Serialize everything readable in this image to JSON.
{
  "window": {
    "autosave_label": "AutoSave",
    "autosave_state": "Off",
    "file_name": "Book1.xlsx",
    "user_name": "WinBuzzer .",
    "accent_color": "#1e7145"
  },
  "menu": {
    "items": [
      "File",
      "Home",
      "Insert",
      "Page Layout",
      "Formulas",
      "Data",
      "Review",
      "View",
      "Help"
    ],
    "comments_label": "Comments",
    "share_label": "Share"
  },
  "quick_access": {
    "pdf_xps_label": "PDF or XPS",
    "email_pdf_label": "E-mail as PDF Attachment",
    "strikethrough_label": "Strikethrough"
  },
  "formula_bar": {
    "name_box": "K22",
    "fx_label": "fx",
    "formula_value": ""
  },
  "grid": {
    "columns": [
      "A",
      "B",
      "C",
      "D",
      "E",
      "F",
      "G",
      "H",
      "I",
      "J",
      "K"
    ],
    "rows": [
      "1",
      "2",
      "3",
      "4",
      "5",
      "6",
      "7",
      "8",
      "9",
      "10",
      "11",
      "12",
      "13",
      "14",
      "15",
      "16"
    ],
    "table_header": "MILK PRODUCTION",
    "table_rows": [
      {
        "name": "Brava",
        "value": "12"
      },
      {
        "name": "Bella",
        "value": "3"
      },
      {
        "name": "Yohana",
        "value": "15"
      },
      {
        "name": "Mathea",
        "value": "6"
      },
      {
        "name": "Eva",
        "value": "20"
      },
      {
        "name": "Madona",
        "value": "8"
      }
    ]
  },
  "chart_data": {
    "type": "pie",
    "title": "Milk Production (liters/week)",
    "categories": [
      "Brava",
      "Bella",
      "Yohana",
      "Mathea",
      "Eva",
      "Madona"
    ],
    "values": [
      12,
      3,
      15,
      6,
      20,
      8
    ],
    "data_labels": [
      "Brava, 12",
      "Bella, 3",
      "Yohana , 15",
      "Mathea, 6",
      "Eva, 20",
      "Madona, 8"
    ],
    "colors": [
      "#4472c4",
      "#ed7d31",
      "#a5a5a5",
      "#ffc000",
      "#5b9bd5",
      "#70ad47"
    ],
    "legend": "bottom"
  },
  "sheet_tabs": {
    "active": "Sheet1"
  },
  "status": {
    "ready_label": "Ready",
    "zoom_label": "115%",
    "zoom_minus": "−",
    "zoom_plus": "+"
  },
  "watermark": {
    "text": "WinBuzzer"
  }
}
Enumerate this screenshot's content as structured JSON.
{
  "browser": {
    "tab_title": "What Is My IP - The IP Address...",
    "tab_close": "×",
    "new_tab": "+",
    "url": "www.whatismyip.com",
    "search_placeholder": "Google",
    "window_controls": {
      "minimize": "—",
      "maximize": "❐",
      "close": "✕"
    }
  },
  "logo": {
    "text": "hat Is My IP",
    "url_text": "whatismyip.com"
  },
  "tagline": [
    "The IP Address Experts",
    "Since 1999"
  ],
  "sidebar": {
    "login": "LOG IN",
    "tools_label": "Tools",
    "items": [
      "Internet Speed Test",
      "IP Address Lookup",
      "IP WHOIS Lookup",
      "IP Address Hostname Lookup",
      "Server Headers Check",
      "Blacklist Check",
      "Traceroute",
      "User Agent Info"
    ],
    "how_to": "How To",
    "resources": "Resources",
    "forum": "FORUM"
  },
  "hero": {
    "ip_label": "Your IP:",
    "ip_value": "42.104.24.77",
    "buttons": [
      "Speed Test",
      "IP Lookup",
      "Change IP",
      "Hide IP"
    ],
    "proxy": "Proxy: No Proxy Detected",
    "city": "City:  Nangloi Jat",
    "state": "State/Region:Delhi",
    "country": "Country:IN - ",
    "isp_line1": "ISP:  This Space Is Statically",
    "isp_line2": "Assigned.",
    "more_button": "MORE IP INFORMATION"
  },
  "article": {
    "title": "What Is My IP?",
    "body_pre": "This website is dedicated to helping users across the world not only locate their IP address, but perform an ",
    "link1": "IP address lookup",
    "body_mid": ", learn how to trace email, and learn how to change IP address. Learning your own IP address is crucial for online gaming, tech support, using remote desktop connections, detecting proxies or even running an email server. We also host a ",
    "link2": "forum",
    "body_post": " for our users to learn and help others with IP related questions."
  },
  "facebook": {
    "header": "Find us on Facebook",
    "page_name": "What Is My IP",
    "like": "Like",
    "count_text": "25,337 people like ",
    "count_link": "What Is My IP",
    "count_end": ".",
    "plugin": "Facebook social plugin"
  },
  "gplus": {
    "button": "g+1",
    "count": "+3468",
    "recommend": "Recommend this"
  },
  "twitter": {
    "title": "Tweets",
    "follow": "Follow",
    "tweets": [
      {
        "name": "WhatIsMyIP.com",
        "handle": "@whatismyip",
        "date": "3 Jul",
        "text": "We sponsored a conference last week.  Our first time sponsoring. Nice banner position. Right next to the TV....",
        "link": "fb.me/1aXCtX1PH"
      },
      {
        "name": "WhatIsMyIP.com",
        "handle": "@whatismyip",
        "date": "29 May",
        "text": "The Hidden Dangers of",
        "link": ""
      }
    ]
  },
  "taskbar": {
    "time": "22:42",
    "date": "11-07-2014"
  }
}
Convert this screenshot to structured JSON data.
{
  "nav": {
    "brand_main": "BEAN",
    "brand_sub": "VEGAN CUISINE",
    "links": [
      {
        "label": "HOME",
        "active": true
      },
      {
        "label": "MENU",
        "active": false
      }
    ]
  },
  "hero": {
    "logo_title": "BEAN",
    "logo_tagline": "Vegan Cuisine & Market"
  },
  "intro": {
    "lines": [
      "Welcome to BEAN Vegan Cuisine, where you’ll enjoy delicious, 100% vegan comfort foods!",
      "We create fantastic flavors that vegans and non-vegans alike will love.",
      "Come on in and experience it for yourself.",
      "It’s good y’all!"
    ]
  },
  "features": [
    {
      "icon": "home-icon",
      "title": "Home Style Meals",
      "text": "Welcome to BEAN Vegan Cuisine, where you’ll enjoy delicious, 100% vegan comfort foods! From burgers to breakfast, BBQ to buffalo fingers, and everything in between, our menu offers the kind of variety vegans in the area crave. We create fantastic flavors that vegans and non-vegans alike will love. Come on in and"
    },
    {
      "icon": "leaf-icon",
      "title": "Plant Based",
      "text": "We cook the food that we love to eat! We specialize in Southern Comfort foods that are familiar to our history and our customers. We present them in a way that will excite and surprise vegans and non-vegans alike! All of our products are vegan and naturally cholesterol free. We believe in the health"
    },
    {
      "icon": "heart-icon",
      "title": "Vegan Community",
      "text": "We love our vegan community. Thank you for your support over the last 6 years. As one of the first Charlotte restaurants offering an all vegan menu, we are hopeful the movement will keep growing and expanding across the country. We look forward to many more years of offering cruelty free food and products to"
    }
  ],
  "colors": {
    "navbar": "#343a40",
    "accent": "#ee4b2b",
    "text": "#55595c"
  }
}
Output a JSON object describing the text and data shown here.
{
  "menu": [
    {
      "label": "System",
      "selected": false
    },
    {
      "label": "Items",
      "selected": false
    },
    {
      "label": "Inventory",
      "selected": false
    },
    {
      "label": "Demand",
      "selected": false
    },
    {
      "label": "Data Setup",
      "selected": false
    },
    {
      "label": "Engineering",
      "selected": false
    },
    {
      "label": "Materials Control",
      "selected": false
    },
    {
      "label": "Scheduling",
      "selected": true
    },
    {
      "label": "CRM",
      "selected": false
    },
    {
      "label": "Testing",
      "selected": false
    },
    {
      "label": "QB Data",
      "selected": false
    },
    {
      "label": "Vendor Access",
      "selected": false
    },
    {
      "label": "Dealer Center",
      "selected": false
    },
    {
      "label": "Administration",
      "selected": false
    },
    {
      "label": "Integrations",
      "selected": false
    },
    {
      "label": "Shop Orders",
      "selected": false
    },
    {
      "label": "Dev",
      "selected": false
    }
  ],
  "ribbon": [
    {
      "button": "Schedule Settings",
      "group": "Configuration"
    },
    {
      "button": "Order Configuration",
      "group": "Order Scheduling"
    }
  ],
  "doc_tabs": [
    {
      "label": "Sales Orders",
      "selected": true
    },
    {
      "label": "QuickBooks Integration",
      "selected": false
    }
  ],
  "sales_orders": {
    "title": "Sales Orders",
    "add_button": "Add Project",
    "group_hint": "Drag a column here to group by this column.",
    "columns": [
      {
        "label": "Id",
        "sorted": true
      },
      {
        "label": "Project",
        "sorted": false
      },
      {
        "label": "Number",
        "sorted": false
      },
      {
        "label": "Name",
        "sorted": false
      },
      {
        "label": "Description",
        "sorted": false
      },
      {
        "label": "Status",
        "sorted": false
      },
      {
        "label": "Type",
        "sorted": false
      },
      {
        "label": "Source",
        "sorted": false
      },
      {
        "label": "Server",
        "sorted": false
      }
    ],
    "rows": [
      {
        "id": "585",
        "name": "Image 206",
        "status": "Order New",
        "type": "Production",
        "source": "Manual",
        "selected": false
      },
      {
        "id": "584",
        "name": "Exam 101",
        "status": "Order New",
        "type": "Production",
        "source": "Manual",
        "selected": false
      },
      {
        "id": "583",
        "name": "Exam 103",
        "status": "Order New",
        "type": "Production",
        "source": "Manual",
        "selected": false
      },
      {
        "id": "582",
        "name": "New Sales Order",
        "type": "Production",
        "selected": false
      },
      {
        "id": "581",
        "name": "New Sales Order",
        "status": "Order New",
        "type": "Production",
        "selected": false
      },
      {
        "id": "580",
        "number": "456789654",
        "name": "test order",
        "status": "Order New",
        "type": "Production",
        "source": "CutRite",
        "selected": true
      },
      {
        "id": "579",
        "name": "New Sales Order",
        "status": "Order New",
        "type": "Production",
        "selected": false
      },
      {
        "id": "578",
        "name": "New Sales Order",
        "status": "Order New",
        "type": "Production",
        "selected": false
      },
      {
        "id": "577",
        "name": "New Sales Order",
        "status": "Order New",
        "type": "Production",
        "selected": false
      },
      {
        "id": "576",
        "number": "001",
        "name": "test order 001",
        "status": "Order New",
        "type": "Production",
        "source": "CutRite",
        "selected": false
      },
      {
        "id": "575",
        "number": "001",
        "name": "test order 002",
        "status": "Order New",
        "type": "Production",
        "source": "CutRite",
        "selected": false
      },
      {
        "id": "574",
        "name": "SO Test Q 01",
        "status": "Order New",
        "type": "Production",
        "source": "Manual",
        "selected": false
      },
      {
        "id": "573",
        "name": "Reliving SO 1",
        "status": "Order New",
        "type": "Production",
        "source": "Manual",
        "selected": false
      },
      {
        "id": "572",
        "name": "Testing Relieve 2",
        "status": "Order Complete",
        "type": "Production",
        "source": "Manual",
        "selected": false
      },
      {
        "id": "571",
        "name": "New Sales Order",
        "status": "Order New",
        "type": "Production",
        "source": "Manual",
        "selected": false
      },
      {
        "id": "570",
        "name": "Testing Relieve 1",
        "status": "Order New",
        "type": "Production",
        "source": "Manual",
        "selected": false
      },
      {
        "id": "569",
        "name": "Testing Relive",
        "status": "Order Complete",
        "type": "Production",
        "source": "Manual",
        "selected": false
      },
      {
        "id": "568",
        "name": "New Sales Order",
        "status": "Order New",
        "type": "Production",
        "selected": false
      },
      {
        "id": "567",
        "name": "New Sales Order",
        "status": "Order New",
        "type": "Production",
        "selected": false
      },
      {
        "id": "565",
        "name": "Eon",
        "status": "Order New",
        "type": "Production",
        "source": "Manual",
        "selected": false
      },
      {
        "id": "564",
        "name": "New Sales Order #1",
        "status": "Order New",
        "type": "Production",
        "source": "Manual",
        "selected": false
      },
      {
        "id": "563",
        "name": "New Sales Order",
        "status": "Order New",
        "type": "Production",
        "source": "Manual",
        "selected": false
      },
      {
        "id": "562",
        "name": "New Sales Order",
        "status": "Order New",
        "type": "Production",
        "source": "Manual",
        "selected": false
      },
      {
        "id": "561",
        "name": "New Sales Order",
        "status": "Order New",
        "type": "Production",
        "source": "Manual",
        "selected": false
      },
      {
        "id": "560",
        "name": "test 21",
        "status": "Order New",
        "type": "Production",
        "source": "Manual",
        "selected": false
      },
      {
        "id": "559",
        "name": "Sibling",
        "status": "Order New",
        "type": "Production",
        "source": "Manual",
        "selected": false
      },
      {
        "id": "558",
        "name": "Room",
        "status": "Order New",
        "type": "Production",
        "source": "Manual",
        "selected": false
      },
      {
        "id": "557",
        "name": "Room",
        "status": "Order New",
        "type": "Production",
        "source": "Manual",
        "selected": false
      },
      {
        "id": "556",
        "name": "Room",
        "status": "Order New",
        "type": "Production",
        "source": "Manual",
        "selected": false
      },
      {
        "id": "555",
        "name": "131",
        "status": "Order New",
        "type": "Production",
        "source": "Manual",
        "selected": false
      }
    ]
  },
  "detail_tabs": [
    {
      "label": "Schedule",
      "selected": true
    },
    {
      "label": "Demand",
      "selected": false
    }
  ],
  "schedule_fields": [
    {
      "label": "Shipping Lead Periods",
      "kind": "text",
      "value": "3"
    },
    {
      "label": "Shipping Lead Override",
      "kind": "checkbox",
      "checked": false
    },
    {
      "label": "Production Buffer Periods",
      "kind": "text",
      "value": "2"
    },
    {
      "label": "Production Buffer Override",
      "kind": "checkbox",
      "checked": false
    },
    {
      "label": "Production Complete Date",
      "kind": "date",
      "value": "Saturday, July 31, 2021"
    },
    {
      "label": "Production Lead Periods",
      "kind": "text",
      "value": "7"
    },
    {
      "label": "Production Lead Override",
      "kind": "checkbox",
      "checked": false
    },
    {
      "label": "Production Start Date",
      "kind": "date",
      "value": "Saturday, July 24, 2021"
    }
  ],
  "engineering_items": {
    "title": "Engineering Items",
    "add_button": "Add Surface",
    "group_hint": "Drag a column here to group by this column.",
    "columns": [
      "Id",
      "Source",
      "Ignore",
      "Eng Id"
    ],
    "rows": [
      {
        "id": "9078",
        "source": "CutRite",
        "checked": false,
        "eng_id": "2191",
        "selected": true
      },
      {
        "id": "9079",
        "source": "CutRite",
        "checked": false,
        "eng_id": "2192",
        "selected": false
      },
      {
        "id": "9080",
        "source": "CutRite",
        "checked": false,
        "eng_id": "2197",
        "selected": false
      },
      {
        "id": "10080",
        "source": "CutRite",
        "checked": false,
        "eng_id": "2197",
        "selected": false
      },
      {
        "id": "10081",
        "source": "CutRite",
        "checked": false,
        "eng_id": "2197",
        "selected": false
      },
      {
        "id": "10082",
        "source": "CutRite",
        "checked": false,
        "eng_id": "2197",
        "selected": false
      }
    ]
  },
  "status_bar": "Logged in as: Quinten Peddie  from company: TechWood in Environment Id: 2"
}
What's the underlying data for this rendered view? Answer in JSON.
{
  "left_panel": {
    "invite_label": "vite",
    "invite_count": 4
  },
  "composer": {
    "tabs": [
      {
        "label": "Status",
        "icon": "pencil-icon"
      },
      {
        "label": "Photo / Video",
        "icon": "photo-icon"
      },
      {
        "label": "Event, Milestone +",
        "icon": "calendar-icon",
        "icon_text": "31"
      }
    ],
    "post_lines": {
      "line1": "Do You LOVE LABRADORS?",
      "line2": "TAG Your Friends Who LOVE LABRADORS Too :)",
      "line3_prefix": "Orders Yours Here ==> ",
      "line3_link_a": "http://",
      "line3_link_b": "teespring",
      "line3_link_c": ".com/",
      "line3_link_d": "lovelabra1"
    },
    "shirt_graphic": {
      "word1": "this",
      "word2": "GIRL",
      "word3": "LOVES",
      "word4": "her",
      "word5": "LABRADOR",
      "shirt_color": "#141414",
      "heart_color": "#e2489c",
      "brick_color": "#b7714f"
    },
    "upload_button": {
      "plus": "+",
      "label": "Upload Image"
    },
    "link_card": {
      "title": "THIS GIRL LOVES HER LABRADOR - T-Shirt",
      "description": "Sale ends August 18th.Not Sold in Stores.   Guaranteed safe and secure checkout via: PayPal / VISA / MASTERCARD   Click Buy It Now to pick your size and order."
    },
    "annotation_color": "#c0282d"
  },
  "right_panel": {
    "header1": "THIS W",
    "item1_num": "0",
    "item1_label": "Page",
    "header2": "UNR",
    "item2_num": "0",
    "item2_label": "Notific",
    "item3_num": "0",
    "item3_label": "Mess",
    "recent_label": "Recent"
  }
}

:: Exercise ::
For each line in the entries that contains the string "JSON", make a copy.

:: Answer to the problem ::
Serialize everything readable in this image to JSON.
Enumerate this screenshot's content as structured JSON.
Convert this screenshot to structured JSON data.
Output a JSON object describing the text and data shown here.
What's the underlying data for this rendered view? Answer in JSON.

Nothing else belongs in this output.